* WHAT IS NEEDED *
Once the line holding "Extract the structured" is found in the entries below, restate it and each line after it word for word, with no pictures.

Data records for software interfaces
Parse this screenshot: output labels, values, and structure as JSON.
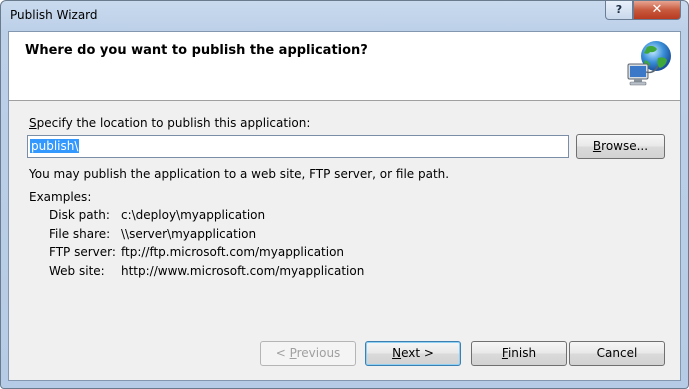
{
  "window": {
    "title": "Publish Wizard",
    "help_label": "?",
    "close_label": "✕"
  },
  "header": {
    "title": "Where do you want to publish the application?",
    "icon": "globe-network-icon"
  },
  "location": {
    "label_prefix": "S",
    "label_rest": "pecify the location to publish this application:",
    "value": "publish\\",
    "browse_prefix": "B",
    "browse_rest": "rowse..."
  },
  "info_text": "You may publish the application to a web site, FTP server, or file path.",
  "examples": {
    "label": "Examples:",
    "items": [
      {
        "key": "Disk path:",
        "value": "c:\\deploy\\myapplication"
      },
      {
        "key": "File share:",
        "value": "\\\\server\\myapplication"
      },
      {
        "key": "FTP server:",
        "value": "ftp://ftp.microsoft.com/myapplication"
      },
      {
        "key": "Web site:",
        "value": "http://www.microsoft.com/myapplication"
      }
    ]
  },
  "buttons": {
    "previous_prefix": "< ",
    "previous_key": "P",
    "previous_rest": "revious",
    "next_key": "N",
    "next_rest": "ext >",
    "finish_key": "F",
    "finish_rest": "inish",
    "cancel": "Cancel"
  }
}
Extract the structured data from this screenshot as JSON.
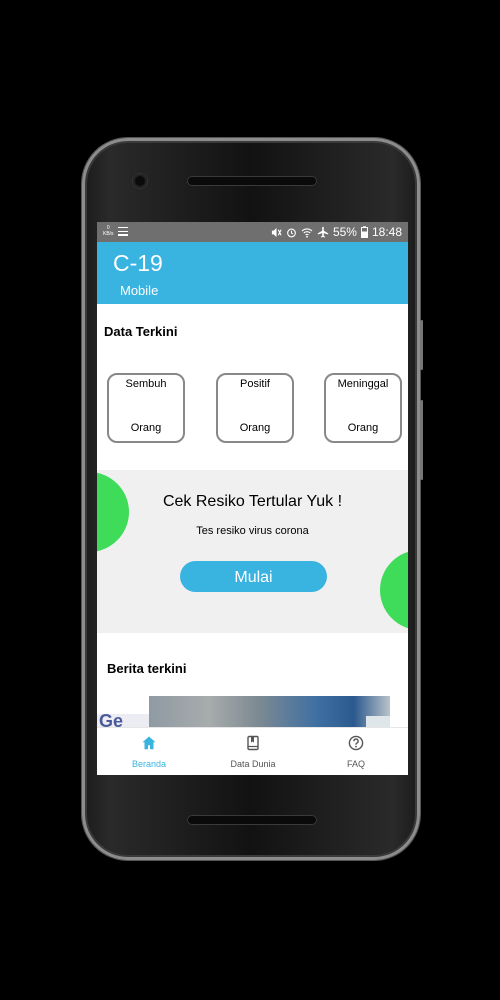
{
  "status_bar": {
    "net_speed_value": "0",
    "net_speed_unit": "KB/s",
    "battery": "55%",
    "time": "18:48"
  },
  "app_bar": {
    "title": "C-19",
    "subtitle": "Mobile",
    "color": "#39b3e0"
  },
  "data_section": {
    "title": "Data Terkini",
    "cards": [
      {
        "label": "Sembuh",
        "unit": "Orang"
      },
      {
        "label": "Positif",
        "unit": "Orang"
      },
      {
        "label": "Meninggal",
        "unit": "Orang"
      }
    ]
  },
  "risk_banner": {
    "title": "Cek Resiko Tertular Yuk !",
    "subtitle": "Tes resiko virus corona",
    "button_label": "Mulai",
    "blob_color": "#3fdc5a"
  },
  "news_section": {
    "title": "Berita terkini",
    "thumb_text": "Ge"
  },
  "bottom_nav": {
    "items": [
      {
        "label": "Beranda",
        "icon": "home-icon",
        "active": true
      },
      {
        "label": "Data Dunia",
        "icon": "book-icon",
        "active": false
      },
      {
        "label": "FAQ",
        "icon": "help-circle-icon",
        "active": false
      }
    ],
    "active_color": "#39b3e0",
    "inactive_color": "#555555"
  }
}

* WRITTEN ANSWER *
Extract the structured data from this screenshot as JSON.
{
  "status_bar": {
    "net_speed_value": "0",
    "net_speed_unit": "KB/s",
    "battery": "55%",
    "time": "18:48"
  },
  "app_bar": {
    "title": "C-19",
    "subtitle": "Mobile",
    "color": "#39b3e0"
  },
  "data_section": {
    "title": "Data Terkini",
    "cards": [
      {
        "label": "Sembuh",
        "unit": "Orang"
      },
      {
        "label": "Positif",
        "unit": "Orang"
      },
      {
        "label": "Meninggal",
        "unit": "Orang"
      }
    ]
  },
  "risk_banner": {
    "title": "Cek Resiko Tertular Yuk !",
    "subtitle": "Tes resiko virus corona",
    "button_label": "Mulai",
    "blob_color": "#3fdc5a"
  },
  "news_section": {
    "title": "Berita terkini",
    "thumb_text": "Ge"
  },
  "bottom_nav": {
    "items": [
      {
        "label": "Beranda",
        "icon": "home-icon",
        "active": true
      },
      {
        "label": "Data Dunia",
        "icon": "book-icon",
        "active": false
      },
      {
        "label": "FAQ",
        "icon": "help-circle-icon",
        "active": false
      }
    ],
    "active_color": "#39b3e0",
    "inactive_color": "#555555"
  }
}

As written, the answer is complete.